Tangled (2010) | Review by Hannah Brooks-Motl
We have walked out of few movies in our career, and even fewer in the last year: Crazyheart and, now, Tangled. Walking out of a movie begins as an idea, a sort of bargain with the self: if this movie doesn’t move/arrest/delight/interest in ten, or fifteen, or twenty minutes, that’s it. Our eight bucks deserves better. However, once having struck that bargain, the tang of it flavors the entire experience. Pretty soon you are testing the movie, asking it to prove itself in ways many a movie often cannot—perhaps especially, those featuring animated girl-children with massive swathes of creaturely hair. We wish we could say Rapunzel’s hair was the real star of Tangled, and yet we cannot know for certain, having given the movie a mere fifteen minutes of our time (we gave Crazyheart a good 45 and were none the happier).

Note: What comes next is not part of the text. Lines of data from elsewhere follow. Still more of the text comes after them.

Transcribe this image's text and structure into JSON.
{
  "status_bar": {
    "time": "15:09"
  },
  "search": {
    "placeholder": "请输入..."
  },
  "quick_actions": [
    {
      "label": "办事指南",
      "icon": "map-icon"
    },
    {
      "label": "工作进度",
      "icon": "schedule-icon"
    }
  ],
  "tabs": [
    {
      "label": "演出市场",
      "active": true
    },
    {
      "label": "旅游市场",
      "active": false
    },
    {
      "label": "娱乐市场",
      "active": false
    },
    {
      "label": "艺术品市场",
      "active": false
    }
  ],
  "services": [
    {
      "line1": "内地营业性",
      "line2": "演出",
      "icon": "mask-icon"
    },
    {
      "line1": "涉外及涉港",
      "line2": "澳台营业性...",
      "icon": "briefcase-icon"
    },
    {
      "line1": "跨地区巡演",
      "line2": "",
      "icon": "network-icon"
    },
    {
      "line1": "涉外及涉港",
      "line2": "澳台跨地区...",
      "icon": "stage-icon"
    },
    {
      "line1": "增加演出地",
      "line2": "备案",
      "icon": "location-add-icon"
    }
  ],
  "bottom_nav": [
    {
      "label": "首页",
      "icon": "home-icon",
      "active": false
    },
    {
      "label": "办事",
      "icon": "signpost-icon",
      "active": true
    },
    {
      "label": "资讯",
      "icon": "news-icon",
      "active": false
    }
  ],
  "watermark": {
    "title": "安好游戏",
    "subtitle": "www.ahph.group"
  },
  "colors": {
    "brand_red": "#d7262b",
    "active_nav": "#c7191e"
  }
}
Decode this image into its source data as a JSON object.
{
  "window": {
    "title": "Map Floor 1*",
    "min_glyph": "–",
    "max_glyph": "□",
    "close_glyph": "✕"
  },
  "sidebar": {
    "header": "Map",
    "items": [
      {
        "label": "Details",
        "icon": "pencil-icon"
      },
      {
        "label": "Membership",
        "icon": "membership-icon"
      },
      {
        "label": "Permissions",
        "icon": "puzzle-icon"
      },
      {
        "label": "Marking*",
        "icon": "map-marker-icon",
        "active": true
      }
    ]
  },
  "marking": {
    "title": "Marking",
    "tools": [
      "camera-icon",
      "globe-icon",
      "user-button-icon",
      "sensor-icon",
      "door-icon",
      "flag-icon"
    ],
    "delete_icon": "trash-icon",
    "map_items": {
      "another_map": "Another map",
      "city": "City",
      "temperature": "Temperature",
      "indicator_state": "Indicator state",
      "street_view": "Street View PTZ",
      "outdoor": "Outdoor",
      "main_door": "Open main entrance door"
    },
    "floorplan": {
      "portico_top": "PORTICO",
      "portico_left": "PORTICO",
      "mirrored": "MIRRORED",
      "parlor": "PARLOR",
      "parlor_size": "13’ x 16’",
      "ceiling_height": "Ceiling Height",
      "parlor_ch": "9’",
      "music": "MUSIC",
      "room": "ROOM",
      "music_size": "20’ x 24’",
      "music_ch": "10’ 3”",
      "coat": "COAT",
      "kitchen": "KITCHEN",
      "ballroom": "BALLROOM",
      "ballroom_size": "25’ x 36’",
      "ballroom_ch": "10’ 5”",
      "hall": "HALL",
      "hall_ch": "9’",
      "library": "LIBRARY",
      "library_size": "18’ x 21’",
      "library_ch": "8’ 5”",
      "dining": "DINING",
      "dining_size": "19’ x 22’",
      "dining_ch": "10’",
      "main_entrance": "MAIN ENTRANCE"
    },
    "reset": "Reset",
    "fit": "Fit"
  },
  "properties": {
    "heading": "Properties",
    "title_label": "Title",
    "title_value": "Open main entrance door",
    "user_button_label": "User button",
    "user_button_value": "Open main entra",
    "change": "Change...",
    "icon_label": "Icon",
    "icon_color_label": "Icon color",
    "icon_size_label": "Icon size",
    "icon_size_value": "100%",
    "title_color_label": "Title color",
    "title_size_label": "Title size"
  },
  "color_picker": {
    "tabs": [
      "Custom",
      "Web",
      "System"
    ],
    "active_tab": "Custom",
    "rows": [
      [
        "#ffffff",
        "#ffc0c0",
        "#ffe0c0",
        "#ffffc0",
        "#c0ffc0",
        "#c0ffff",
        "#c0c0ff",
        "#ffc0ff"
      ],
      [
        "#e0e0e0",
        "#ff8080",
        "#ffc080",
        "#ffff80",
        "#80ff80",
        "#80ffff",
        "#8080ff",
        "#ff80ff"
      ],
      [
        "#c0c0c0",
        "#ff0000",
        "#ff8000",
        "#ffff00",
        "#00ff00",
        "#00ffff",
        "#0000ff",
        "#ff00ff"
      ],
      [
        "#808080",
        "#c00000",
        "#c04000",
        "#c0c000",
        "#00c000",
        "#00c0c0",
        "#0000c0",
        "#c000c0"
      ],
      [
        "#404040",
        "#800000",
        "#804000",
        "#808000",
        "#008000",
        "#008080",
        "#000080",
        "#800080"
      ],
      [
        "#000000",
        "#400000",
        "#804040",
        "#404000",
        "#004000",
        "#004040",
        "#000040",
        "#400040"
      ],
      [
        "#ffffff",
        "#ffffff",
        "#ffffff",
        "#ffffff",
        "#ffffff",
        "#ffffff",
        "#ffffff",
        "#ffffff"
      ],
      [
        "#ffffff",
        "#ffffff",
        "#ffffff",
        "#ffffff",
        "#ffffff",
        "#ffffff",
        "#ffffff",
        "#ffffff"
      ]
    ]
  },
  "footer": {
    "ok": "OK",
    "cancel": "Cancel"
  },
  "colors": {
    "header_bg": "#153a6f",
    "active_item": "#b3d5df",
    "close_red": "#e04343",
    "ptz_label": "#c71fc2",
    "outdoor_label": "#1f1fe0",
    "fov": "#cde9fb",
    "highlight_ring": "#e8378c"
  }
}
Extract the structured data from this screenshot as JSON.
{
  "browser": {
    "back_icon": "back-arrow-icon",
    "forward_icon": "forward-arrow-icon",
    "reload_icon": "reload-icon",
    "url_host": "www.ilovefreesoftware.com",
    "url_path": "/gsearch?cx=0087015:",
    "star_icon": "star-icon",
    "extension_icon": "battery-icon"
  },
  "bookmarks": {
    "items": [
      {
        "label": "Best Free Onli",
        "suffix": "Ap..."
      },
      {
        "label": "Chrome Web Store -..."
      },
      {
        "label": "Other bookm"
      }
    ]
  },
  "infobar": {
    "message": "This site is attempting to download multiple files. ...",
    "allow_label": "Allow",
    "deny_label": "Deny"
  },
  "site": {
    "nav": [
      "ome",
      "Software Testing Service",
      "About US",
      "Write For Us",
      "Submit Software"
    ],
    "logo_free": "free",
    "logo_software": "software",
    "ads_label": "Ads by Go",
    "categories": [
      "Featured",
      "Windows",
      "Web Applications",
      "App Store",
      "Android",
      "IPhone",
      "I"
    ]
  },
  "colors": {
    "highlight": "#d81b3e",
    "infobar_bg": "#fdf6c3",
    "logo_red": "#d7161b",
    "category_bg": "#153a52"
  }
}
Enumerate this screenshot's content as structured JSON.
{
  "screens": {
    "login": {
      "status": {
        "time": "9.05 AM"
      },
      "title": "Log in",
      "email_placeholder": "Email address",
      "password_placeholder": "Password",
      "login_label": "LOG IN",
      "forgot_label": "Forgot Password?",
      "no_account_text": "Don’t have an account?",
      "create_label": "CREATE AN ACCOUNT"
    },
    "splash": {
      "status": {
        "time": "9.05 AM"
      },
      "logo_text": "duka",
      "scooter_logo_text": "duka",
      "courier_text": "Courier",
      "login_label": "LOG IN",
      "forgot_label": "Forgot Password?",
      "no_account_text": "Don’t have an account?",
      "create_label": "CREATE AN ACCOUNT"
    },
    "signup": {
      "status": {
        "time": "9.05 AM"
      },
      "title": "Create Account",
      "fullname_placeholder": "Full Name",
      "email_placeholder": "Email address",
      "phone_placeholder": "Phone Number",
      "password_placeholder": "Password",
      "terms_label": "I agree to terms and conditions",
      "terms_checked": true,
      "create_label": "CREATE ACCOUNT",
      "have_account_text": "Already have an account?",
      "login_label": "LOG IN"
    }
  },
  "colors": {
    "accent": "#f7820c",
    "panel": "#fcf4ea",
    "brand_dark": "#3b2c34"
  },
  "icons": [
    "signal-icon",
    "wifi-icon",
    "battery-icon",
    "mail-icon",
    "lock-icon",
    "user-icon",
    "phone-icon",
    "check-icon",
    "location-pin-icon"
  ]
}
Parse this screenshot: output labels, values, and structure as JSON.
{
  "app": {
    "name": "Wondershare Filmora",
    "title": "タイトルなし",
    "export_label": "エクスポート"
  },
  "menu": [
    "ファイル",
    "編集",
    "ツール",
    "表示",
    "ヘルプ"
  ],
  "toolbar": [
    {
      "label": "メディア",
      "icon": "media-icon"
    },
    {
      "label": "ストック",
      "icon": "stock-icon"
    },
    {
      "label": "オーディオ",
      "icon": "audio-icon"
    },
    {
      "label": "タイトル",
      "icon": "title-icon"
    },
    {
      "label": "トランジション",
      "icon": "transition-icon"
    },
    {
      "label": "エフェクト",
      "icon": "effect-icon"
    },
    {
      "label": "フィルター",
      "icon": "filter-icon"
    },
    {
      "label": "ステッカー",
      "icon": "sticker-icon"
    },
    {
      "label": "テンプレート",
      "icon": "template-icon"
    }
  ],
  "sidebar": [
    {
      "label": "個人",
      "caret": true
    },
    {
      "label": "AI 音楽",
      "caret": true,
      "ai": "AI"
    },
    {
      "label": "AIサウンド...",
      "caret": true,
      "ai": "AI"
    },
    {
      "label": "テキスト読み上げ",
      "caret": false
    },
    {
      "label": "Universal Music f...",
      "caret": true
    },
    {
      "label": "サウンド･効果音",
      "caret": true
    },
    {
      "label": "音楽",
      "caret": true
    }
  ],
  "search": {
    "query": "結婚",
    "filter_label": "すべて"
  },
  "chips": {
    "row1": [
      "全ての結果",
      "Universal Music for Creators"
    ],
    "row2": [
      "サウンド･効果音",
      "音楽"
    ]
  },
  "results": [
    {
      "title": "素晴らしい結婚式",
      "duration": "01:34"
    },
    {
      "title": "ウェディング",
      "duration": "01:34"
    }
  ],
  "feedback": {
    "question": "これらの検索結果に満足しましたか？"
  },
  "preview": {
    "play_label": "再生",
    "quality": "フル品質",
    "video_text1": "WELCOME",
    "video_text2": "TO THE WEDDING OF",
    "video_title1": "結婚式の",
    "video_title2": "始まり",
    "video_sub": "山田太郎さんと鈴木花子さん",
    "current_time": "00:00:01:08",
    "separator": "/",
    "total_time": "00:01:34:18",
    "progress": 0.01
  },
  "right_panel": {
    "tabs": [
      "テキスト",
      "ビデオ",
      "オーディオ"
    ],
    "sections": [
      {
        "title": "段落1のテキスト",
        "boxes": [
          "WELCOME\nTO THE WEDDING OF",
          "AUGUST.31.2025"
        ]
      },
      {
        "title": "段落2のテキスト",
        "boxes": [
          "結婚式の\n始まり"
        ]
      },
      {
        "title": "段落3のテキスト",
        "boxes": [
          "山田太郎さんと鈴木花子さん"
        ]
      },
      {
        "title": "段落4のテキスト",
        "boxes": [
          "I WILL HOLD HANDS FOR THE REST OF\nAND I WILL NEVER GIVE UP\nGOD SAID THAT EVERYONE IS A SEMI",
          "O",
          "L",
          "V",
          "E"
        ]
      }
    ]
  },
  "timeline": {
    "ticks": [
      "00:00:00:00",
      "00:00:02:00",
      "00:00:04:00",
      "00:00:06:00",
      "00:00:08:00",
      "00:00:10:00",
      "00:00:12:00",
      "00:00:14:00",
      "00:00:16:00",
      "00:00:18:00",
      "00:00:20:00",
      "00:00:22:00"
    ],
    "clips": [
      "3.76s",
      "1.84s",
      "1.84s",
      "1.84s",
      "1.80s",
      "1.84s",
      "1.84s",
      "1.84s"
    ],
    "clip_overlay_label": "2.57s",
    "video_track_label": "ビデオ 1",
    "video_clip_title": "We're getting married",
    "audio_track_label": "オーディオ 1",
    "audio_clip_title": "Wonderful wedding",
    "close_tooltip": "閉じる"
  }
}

Why did we bolt? Everything was there in Disney order. A few clever updates even promisingly peaked their adorable, wry little heads from the charmingly askew tower of Rapunzel’s, and our own, captivity. The wicked step-mother performed a mild take on the current monomaniacal parenting trends in which children exist as affirmation of mommy’s intelligence/beauty/sacrifice; Rapunzel herself seemed to poke a gentle Disney-endorsed fun at Type-A girls whose endless ability for self-projection, goodness, crafting, and anorexia has helped build their empire. And yet, there was nothing witty enough, nothing knowing enough, nothing even all that pleasurable enough to keep us in our seats. The Disney eyes, once you’re past age 12, look insipidly menacing, or like huge vats of blasé infinity. Once our popcorn ran out and the Barq’s went dry there seemed little reason to stay in our seats. Maybe it was the thought we’d thought too early, almost upon purchase of the tickets—the “if this movie doesn’t…” thought. But by failing to see that incipient thought forming in the heads of movie-goers just like ourselves, desperate ones who’ve seen all the grown-up movies already, by neglecting to act on its own nearly endless supply of tropes in a convincingly heart-felt and ironic way, Disney has done itself a great disservice. Disney has done us a great disservice. Fifteen minutes of our Sunday plus previews.